Rates of testicular cancer have risen dramatically in recent years among young Hispanic American men, according to a new analysis. However, the study does not find a similar rise among the non-Hispanic counterparts of these men.
Testicular germ cell tumors are the most common malignant tumor among adolescent and young adult men, reportedly accounting for 21% of all tumors in American males aged 15-39. Between 2005 and 2009, 5.5 per 100,000 American men had this kind of cancer.
However, incidence of testicular cancer was shown to vary by race. White men were found to be at highest risk for testicular cancer, with an annual incidence of 6.6 per 100,000 men during 2005-2009. In the same period, the annual incidence was 1.4 per 100,000 among black men, 1.9 among Asian/Pacific Islander men, and 4.7 among Hispanic men.
Testicular germ cell tumors are the most common malignant tumor among adolescent and young adult men.
Hispanic Americans are the fastest growing population in the US - the 2010 census estimated that the US has about 50.5 million Hispanic citizens. A report presenting information on rates of testicular cancer from 1992-2003 found that incidence was increasing among Hispanic men but that the increase was not statistically significant.
In the new study, Dr. Rebecca Johnson and her colleagues at Seattle's Children Hospital, WA, analyzed data from the National Cancer Institute's Surveillance, Epidemiology and End Results program.

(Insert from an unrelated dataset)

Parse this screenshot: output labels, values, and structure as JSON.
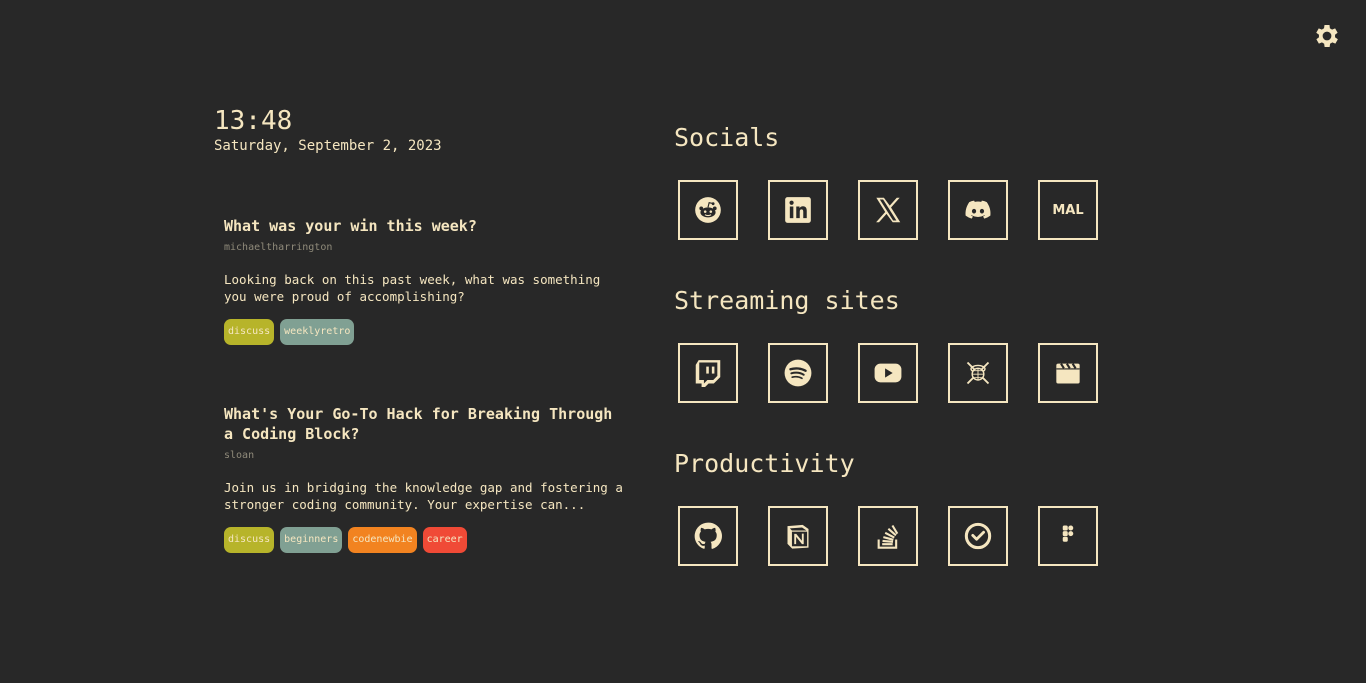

Dr. Johnson looked at two datasets from the program that spanned the years 1992-2010 and 2000-2010, and sampled 15% and 28% of the US population respectively. The team publishes its results in the journal Cancer.
The researchers found that, in the period 1992-2010, the annual incidence of testicular cancer among 15-39-year-old Hispanic white men increased by 58% - from 7.18 cases per 100,000 at the start of that study to 11.34 cases per 100,000 by the end.
In the same period, the researchers found testicular cancer incidence had risen by only 7% among non-Hispanic white men.
During 2000-2010, the incidence rates continued to rise in Hispanic white men, but there was no significant rise in rates of testicular cancer among non-Hispanic white men.
Historically, Dr. Johnson notes, non-Hispanic white men have had the highest incidence rate of testicular cancer among all groups in the US. However, if current trends continue, then the rates of testicular cancer among Hispanic men will outpace all other groups within the next few years.
"Hispanic Americans comprise the fastest growing ethnic group in the United States. Until only recently, cancer incidence data for this population has been too sparse to accurately analyze testicular cancer trends among Hispanic men.
The increasing rate of testicular cancer in adolescent and young adult Hispanic males, combined with the rapid expansion of the Hispanic population in the United States, is projected to have a measurable impact on the United States health care system."
In 2013, Medical News Today reported on a study from researchers in Denmark that found surveillance - rather than additional chemotherapy or radiation therapy - is sufficient for the vast majority of testicular cancer patients who have successfully undergone surgery.
"Surveillance" involves routine CT scans, physical exams, chest X-rays and blood tests for a 5-year period after the surgery.